## Aim of the task
Report the number of lines in the records below that contain the word "title", and nothing more.

## Data records

:::::

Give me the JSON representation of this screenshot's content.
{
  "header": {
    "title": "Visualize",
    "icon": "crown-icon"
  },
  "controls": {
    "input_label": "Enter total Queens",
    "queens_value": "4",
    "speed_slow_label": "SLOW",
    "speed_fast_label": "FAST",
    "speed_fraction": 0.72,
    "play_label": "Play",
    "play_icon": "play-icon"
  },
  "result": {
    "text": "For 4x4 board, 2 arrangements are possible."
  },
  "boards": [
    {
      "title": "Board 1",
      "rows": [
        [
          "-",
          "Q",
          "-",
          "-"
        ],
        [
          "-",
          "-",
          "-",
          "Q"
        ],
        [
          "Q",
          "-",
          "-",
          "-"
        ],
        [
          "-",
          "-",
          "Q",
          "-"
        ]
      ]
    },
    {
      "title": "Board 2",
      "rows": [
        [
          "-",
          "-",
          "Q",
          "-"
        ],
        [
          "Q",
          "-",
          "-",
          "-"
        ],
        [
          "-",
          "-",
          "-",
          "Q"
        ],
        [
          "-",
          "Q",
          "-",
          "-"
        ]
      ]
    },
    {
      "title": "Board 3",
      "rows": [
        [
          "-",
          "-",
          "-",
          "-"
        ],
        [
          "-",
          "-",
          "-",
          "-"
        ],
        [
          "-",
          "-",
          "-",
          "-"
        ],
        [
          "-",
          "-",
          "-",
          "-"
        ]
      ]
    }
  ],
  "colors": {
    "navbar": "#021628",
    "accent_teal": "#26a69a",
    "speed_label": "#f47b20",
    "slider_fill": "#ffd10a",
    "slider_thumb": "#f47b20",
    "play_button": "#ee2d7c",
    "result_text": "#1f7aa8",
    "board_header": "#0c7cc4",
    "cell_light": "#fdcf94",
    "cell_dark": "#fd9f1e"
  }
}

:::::

## Task answer
4